# Work request
Check each line of the data for "this", and copy the ones that have it.

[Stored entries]

##############################

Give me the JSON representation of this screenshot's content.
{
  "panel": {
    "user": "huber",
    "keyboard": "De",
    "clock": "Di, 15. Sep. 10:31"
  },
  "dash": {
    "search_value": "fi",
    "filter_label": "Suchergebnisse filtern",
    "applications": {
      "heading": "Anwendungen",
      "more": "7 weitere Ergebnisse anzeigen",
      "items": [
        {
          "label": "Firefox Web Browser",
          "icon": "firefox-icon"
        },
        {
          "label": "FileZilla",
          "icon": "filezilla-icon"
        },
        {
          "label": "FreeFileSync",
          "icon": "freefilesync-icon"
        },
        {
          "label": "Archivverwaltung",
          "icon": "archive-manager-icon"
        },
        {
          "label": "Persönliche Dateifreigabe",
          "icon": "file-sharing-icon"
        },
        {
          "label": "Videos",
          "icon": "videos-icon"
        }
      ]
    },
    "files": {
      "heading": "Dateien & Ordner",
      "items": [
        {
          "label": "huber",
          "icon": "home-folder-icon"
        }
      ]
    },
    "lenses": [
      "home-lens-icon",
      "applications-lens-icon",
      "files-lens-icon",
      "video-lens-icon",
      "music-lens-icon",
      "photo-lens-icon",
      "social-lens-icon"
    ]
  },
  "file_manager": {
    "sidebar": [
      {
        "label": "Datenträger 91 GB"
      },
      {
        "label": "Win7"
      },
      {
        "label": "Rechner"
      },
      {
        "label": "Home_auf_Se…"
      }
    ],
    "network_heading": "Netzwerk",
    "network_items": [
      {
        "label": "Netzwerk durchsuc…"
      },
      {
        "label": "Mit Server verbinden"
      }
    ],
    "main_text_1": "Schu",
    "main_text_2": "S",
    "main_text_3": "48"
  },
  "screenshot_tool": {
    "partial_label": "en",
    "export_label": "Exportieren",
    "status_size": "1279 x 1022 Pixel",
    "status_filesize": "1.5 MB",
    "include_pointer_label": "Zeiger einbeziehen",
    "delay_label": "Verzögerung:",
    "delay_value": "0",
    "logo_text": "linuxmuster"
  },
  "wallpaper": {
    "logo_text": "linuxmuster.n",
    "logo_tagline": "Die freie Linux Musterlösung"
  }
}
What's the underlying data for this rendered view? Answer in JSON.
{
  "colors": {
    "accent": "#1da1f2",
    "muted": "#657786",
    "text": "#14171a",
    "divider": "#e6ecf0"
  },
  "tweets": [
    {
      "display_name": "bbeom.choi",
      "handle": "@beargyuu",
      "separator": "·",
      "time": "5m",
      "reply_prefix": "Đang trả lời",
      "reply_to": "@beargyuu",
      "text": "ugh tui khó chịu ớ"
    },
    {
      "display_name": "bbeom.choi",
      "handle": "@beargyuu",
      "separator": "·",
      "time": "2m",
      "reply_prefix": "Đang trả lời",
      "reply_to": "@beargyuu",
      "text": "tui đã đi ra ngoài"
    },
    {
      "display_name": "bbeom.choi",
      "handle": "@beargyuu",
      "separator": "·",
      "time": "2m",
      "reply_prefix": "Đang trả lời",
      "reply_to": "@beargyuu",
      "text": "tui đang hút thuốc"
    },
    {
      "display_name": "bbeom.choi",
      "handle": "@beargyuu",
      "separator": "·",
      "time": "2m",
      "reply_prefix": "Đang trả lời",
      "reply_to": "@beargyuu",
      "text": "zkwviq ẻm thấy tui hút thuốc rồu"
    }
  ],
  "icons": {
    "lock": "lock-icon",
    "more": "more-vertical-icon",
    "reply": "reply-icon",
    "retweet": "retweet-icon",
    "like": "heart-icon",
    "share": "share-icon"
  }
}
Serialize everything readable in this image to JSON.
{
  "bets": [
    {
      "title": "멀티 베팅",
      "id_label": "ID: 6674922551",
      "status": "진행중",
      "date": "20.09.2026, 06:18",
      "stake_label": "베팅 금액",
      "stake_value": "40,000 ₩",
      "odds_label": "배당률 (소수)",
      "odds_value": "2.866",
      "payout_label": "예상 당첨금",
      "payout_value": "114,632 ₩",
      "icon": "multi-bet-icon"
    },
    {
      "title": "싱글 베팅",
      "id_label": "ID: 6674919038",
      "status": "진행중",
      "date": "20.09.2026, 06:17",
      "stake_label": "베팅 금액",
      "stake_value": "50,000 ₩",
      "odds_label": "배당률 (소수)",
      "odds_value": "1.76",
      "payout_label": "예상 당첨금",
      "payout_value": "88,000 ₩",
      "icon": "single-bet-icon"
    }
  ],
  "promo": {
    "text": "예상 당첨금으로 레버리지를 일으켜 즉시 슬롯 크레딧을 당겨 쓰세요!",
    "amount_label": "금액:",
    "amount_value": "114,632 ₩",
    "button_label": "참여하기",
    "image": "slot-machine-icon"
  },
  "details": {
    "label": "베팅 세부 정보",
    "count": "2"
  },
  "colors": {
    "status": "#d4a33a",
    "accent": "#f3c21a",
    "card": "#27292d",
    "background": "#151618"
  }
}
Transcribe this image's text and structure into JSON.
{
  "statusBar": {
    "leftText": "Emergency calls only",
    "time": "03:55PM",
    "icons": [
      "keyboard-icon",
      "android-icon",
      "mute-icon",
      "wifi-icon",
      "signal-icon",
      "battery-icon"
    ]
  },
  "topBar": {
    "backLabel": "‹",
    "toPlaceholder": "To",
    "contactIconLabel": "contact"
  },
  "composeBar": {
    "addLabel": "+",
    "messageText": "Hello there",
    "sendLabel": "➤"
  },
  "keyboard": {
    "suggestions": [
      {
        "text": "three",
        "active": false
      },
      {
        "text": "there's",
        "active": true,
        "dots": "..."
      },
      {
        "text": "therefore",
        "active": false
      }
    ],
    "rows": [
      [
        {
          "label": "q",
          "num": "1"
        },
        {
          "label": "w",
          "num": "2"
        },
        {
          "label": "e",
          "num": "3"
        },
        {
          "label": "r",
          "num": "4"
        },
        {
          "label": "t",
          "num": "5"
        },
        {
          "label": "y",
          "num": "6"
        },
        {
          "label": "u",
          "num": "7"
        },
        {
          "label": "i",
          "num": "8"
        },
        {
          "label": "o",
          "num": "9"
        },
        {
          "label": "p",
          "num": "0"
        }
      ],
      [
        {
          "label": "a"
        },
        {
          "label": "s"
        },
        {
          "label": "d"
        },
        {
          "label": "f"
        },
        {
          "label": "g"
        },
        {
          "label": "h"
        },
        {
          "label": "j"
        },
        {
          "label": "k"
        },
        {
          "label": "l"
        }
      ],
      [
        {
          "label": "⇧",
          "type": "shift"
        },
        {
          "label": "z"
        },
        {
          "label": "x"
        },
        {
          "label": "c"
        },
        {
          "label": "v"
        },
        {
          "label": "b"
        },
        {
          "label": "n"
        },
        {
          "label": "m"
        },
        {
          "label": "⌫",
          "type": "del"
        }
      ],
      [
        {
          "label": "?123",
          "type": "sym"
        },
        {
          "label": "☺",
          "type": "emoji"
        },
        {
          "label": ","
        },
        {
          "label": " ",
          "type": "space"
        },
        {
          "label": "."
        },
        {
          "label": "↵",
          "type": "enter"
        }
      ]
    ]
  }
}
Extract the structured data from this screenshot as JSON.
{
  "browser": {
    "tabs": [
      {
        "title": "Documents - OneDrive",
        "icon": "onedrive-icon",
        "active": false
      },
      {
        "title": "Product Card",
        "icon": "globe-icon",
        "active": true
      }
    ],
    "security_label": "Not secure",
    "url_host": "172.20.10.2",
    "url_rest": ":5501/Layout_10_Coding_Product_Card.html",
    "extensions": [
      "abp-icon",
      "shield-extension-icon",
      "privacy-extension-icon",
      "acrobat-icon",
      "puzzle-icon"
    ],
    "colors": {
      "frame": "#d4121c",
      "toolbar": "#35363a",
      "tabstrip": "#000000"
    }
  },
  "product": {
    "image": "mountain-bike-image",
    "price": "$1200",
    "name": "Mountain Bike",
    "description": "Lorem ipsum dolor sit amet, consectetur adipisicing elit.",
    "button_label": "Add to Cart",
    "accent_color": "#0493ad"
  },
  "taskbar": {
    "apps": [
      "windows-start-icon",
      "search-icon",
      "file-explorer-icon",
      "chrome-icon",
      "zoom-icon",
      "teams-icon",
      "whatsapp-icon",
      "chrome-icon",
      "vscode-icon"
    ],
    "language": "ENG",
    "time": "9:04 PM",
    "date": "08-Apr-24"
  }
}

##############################

# Your solution
Give me the JSON representation of this screenshot's content.
What's the underlying data for this rendered view? Answer in JSON.
Serialize everything readable in this image to JSON.
Transcribe this image's text and structure into JSON.
Extract the structured data from this screenshot as JSON.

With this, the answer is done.